▶ The input
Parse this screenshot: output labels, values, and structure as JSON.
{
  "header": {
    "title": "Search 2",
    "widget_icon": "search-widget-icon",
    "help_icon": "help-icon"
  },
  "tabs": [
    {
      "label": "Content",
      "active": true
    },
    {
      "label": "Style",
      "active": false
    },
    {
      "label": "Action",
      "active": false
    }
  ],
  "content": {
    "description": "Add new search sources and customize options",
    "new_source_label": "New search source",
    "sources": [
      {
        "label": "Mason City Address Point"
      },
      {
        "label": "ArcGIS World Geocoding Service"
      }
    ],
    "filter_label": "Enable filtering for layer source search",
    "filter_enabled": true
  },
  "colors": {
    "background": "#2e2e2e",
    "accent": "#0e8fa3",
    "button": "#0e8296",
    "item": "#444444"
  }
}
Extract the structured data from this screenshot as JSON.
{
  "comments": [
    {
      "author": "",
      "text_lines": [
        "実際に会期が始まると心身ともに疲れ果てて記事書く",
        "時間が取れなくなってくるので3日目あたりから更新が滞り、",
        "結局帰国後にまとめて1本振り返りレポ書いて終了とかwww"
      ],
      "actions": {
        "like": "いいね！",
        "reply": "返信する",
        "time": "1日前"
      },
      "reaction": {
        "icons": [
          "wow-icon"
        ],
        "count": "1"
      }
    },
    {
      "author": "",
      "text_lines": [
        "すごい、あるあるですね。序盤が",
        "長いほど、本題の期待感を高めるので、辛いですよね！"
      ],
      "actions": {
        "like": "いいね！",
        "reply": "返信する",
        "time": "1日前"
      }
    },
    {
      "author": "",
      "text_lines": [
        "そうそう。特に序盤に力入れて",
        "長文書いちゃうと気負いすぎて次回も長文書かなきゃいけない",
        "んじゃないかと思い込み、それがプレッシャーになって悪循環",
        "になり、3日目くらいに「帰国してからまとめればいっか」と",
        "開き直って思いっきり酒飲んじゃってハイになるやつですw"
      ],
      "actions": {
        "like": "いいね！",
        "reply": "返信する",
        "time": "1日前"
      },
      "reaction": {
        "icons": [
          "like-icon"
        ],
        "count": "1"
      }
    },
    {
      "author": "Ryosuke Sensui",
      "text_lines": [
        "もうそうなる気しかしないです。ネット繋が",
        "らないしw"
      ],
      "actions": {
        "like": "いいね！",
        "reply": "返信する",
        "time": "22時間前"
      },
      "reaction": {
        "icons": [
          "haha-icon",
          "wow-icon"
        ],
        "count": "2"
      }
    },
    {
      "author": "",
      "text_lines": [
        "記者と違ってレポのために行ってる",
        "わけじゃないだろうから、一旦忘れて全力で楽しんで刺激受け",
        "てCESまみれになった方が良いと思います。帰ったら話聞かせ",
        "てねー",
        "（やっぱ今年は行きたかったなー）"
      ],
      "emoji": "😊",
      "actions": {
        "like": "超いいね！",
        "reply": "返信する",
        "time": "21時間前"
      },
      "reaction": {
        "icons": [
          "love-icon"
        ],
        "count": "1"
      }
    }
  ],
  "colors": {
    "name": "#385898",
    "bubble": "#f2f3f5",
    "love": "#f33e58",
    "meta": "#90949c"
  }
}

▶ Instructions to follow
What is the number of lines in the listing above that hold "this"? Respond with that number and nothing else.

▶ Task output
2